# WHAT IS REQUIRED
Retrieve every line from the records in which the word "this" occurs.

Segment Open

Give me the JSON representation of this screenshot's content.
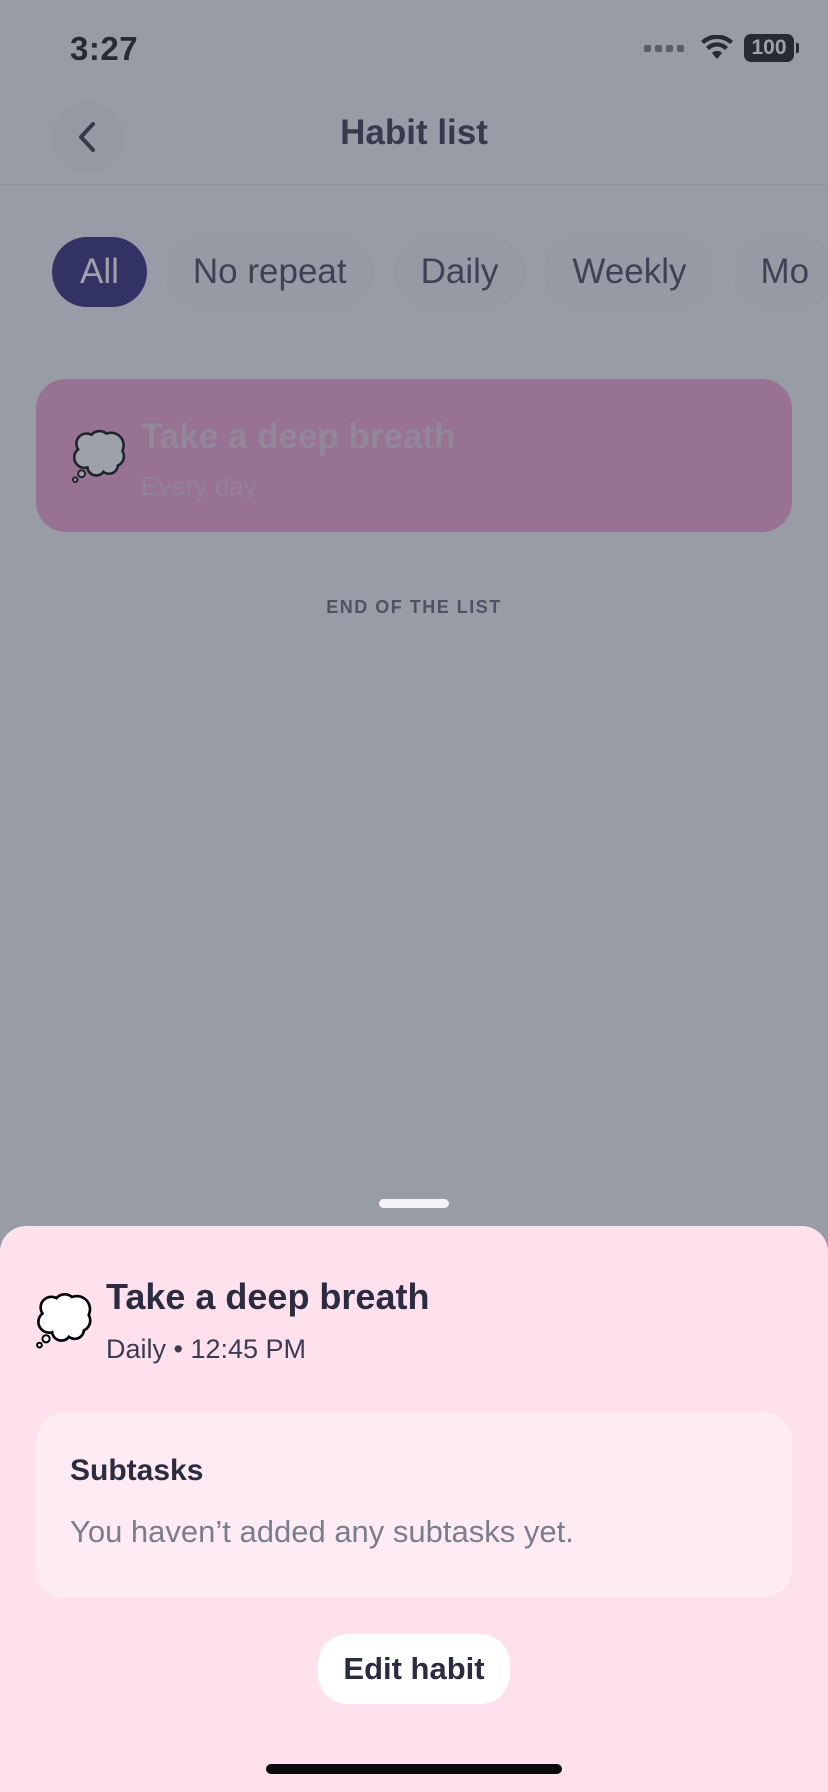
{
  "status_bar": {
    "time": "3:27",
    "battery": "100"
  },
  "header": {
    "title": "Habit list",
    "back_icon": "chevron-left-icon"
  },
  "filters": [
    {
      "label": "All",
      "active": true
    },
    {
      "label": "No repeat",
      "active": false
    },
    {
      "label": "Daily",
      "active": false
    },
    {
      "label": "Weekly",
      "active": false
    },
    {
      "label": "Mo",
      "active": false
    }
  ],
  "habits": [
    {
      "emoji": "💭",
      "title": "Take a deep breath",
      "subtitle": "Every day",
      "color": "#f3a1d1"
    }
  ],
  "list_end_label": "END OF THE LIST",
  "sheet": {
    "emoji": "💭",
    "title": "Take a deep breath",
    "subtitle": "Daily • 12:45 PM",
    "subtasks_title": "Subtasks",
    "subtasks_empty": "You haven’t added any subtasks yet.",
    "edit_label": "Edit habit",
    "background": "#ffe1ee"
  },
  "colors": {
    "accent": "#2b2177",
    "overlay": "#3c4454"
  }
}
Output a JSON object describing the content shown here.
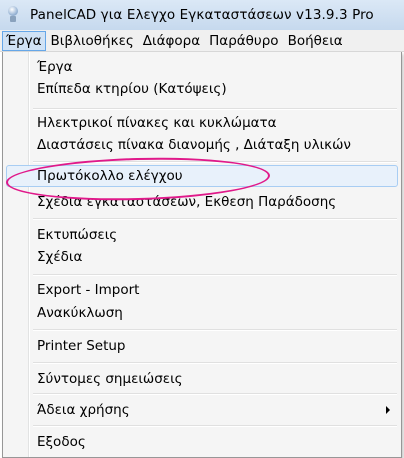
{
  "window": {
    "title": "PanelCAD για Ελεγχο Εγκαταστάσεων v13.9.3 Pro",
    "icon": "app-lamp-icon"
  },
  "menubar": {
    "items": [
      {
        "label": "Έργα",
        "active": true
      },
      {
        "label": "Βιβλιοθήκες",
        "active": false
      },
      {
        "label": "Διάφορα",
        "active": false
      },
      {
        "label": "Παράθυρο",
        "active": false
      },
      {
        "label": "Βοήθεια",
        "active": false
      }
    ]
  },
  "menu": {
    "items": [
      {
        "label": "Έργα"
      },
      {
        "label": "Επίπεδα κτηρίου (Κατόψεις)"
      },
      {
        "label": "Ηλεκτρικοί πίνακες και κυκλώματα"
      },
      {
        "label": "Διαστάσεις πίνακα διανομής , Διάταξη υλικών"
      },
      {
        "label": "Πρωτόκολλο ελέγχου",
        "highlighted": true
      },
      {
        "label": "Σχέδια εγκαταστάσεων, Εκθεση Παράδοσης"
      },
      {
        "label": "Εκτυπώσεις"
      },
      {
        "label": "Σχέδια"
      },
      {
        "label": "Export - Import"
      },
      {
        "label": "Ανακύκλωση"
      },
      {
        "label": "Printer Setup"
      },
      {
        "label": "Σύντομες σημειώσεις"
      },
      {
        "label": "Άδεια χρήσης",
        "has_submenu": true
      },
      {
        "label": "Εξοδος"
      }
    ]
  },
  "colors": {
    "annotation": "#e0198a",
    "active_menu_bg": "#d0e2f5",
    "hover_bg": "#e8f1fb"
  }
}
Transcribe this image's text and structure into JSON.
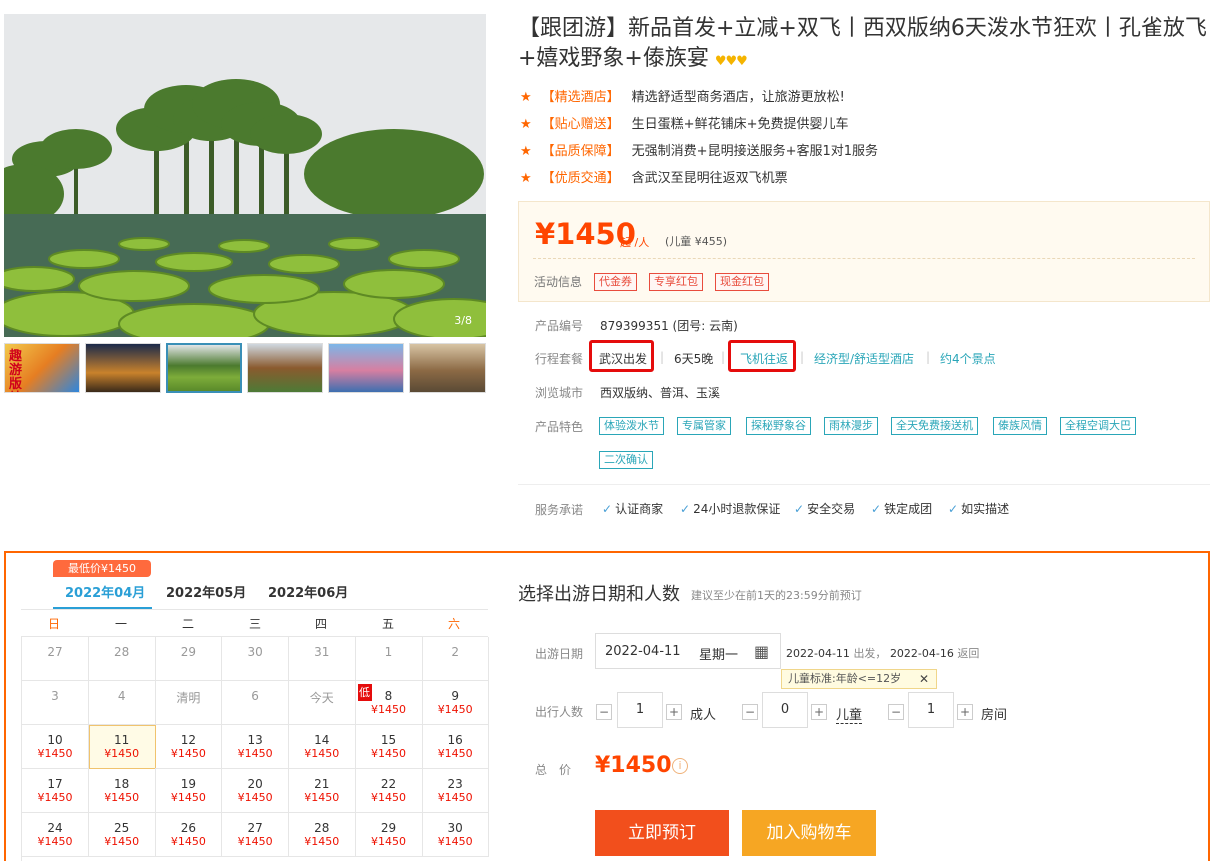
{
  "gallery": {
    "counter": "3/8",
    "thumb_labels": [
      "趣游版纳"
    ]
  },
  "product": {
    "title": "【跟团游】新品首发+立减+双飞丨西双版纳6天泼水节狂欢丨孔雀放飞+嬉戏野象+傣族宴",
    "crowns": "♥♥♥",
    "features": [
      {
        "tag": "【精选酒店】",
        "text": "精选舒适型商务酒店，让旅游更放松!"
      },
      {
        "tag": "【贴心赠送】",
        "text": "生日蛋糕+鲜花铺床+免费提供婴儿车"
      },
      {
        "tag": "【品质保障】",
        "text": "无强制消费+昆明接送服务+客服1对1服务"
      },
      {
        "tag": "【优质交通】",
        "text": "含武汉至昆明往返双飞机票"
      }
    ]
  },
  "price": {
    "amount": "¥1450",
    "unit": "起 /人",
    "child": "(儿童 ¥455)",
    "activity_label": "活动信息",
    "tags": [
      "代金券",
      "专享红包",
      "现金红包"
    ]
  },
  "info": {
    "code_label": "产品编号",
    "code_value": "879399351 (团号: 云南)",
    "package_label": "行程套餐",
    "depart": "武汉出发",
    "days": "6天5晚",
    "transport": "飞机往返",
    "hotel": "经济型/舒适型酒店",
    "spots": "约4个景点",
    "cities_label": "浏览城市",
    "cities_value": "西双版纳、普洱、玉溪",
    "features_label": "产品特色",
    "feature_tags": [
      "体验泼水节",
      "专属管家",
      "探秘野象谷",
      "雨林漫步",
      "全天免费接送机",
      "傣族风情",
      "全程空调大巴",
      "二次确认"
    ],
    "service_label": "服务承诺",
    "services": [
      "认证商家",
      "24小时退款保证",
      "安全交易",
      "铁定成团",
      "如实描述"
    ]
  },
  "calendar": {
    "lowest_badge": "最低价¥1450",
    "months": [
      "2022年04月",
      "2022年05月",
      "2022年06月"
    ],
    "weekdays": [
      "日",
      "一",
      "二",
      "三",
      "四",
      "五",
      "六"
    ],
    "low_label": "低",
    "rows": [
      [
        {
          "d": "27"
        },
        {
          "d": "28"
        },
        {
          "d": "29"
        },
        {
          "d": "30"
        },
        {
          "d": "31"
        },
        {
          "d": "1"
        },
        {
          "d": "2"
        }
      ],
      [
        {
          "d": "3"
        },
        {
          "d": "4"
        },
        {
          "d": "清明"
        },
        {
          "d": "6"
        },
        {
          "d": "今天"
        },
        {
          "d": "8",
          "p": "¥1450"
        },
        {
          "d": "9",
          "p": "¥1450"
        }
      ],
      [
        {
          "d": "10",
          "p": "¥1450"
        },
        {
          "d": "11",
          "p": "¥1450"
        },
        {
          "d": "12",
          "p": "¥1450"
        },
        {
          "d": "13",
          "p": "¥1450"
        },
        {
          "d": "14",
          "p": "¥1450"
        },
        {
          "d": "15",
          "p": "¥1450"
        },
        {
          "d": "16",
          "p": "¥1450"
        }
      ],
      [
        {
          "d": "17",
          "p": "¥1450"
        },
        {
          "d": "18",
          "p": "¥1450"
        },
        {
          "d": "19",
          "p": "¥1450"
        },
        {
          "d": "20",
          "p": "¥1450"
        },
        {
          "d": "21",
          "p": "¥1450"
        },
        {
          "d": "22",
          "p": "¥1450"
        },
        {
          "d": "23",
          "p": "¥1450"
        }
      ],
      [
        {
          "d": "24",
          "p": "¥1450"
        },
        {
          "d": "25",
          "p": "¥1450"
        },
        {
          "d": "26",
          "p": "¥1450"
        },
        {
          "d": "27",
          "p": "¥1450"
        },
        {
          "d": "28",
          "p": "¥1450"
        },
        {
          "d": "29",
          "p": "¥1450"
        },
        {
          "d": "30",
          "p": "¥1450"
        }
      ]
    ]
  },
  "booking": {
    "title": "选择出游日期和人数",
    "note": "建议至少在前1天的23:59分前预订",
    "date_label": "出游日期",
    "date_value": "2022-04-11",
    "date_weekday": "星期一",
    "date_summary_start": "2022-04-11",
    "date_summary_start_suffix": "出发，",
    "date_summary_end": "2022-04-16",
    "date_summary_end_suffix": "返回",
    "tip": "儿童标准:年龄<=12岁",
    "people_label": "出行人数",
    "adults": "1",
    "adults_label": "成人",
    "children": "0",
    "children_label": "儿童",
    "rooms": "1",
    "rooms_label": "房间",
    "total_label": "总　价",
    "total": "¥1450",
    "book_button": "立即预订",
    "cart_button": "加入购物车"
  },
  "colors": {
    "accent": "#ff6600",
    "price": "#ff4500",
    "teal": "#2aa6b8",
    "highlight": "#e50c0c"
  }
}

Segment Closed

# REPLY TO THE EXERCISE
Give me the JSON representation of this screenshot's content.
Transcribe this image's text and structure into JSON.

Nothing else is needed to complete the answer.